A detailed image of the planned landing site of the UK-led Beagle Mars probe has found no sign of any wreckage.
Nasa's new Red Planet orbiter used its advanced camera to photograph a crater on Isidis Planitia, a flattish basin where Beagle was targeted to put down.
It was thought the British-built robot could have smashed into the crater after its parachute system opened too late to slow its descent in 2003.
But there is no sign of Beagle in the Mars Reconnaissance Orbiter picture.
Beagle 2 was targeted to land in an ellipse roughly 50km by 10km (30 by 6 miles) in size.
When it failed to make contact with Earth, researchers began an extensive search, including a photographic survey.
Beagle 2 was designed to seek out signs of life on Mars

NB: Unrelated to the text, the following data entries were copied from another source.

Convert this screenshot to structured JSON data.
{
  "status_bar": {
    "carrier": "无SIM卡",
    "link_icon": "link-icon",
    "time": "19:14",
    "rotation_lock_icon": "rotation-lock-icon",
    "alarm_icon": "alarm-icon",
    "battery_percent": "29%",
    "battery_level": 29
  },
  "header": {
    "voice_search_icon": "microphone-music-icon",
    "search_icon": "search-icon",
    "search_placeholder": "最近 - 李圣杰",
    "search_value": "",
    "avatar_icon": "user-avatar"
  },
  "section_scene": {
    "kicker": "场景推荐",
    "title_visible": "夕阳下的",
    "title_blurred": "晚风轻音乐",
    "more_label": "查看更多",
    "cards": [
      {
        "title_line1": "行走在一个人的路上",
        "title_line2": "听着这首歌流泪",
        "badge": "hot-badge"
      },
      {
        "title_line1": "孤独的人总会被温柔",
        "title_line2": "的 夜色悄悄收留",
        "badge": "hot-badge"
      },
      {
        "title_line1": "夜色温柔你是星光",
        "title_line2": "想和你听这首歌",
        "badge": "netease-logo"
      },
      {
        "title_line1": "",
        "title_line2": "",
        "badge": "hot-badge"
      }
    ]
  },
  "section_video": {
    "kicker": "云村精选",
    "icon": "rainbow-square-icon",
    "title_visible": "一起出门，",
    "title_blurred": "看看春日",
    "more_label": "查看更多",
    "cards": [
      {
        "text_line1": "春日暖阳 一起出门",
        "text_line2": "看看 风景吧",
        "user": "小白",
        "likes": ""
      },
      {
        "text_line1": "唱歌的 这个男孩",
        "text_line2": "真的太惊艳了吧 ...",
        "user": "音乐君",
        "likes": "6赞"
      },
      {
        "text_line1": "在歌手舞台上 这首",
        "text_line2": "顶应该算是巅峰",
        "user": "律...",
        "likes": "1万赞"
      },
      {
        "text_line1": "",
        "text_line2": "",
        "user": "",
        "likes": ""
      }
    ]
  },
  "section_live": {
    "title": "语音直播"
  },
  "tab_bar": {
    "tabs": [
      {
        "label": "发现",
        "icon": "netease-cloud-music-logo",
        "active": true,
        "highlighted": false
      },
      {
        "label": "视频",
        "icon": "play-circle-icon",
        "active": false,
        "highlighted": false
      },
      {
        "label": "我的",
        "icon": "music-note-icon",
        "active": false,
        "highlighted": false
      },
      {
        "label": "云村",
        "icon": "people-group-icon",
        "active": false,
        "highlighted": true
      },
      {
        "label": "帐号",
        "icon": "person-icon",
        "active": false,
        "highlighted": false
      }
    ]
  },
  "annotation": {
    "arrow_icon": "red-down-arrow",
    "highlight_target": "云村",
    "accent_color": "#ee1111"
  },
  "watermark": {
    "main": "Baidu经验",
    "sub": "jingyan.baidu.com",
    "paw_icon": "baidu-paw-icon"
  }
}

Previous images taken by another of the US space agency's orbiting craft - the Mars Global Surveyor (MGS) - had shown up an interesting crater in the centre of the landing zone.
One theory held that Beagle might have survived the dangers of descent only to experience the misfortune of rolling into the deep bowl. There, with dark shadows cast across its solar panels, it might then have struggled to power up its systems and subsequently died.

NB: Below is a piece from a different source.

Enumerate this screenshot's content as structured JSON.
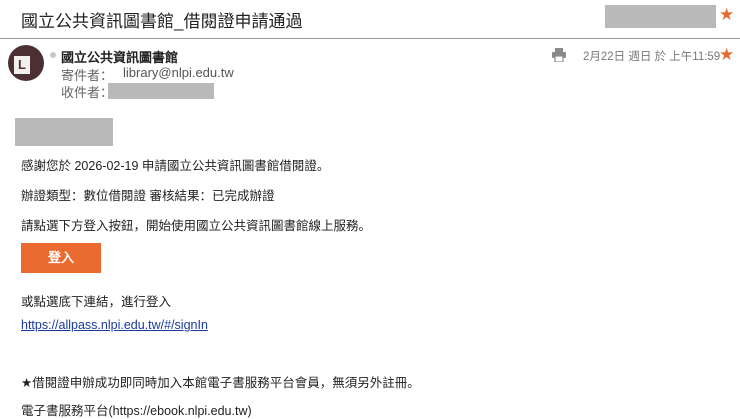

But the Mars Reconnaissance Orbiter has a remarkable new camera onboard. The High Resolution Imaging Science Experiment (HiRise) system produces pictures that show detail beyond the capability of the MGS.
And the new image of the H2O crater, as it is known, does not show any features consistent with wreckage, let alone an intact Beagle.
Commenting on the latest image Professor Colin Pillinger, of the Open University and lead scientist for Beagle 2, said: "Of course this is disappointing. We had hoped that the HiRise camera would clarify the oddities we had seen in the crater, but this is not the case.
"Nevertheless, I am extremely grateful to the camera team at Nasa's Jet Propulsion Laboratory and the University of Arizona for trying, and congratulate them on the exceptional quality of the images. I remain optimistic that future images may yet show us where Beagle 2 finally came to rest."
The robotic laboratory was designed to search Mars for signs of past or present life. The last contact was an image of Beagle taken by its "mothership", the Mars Express orbiter, as it was despatched towards the Red Planet on 19 December 2003.
How far Beagle got in its mission is unclear.
The most widely held explanation for its disappearance is that it crashed and was destroyed.
It has been suggested the atmosphere it encountered during its descent on 25 December was thinner than expected having been heated by dust storms on the planet.
This would have meant Beagle entering too fast; its parachute and airbags would have deployed too late. Beagle would have hit the surface at a catastrophic speed; but where its wreckage lies remains a mystery.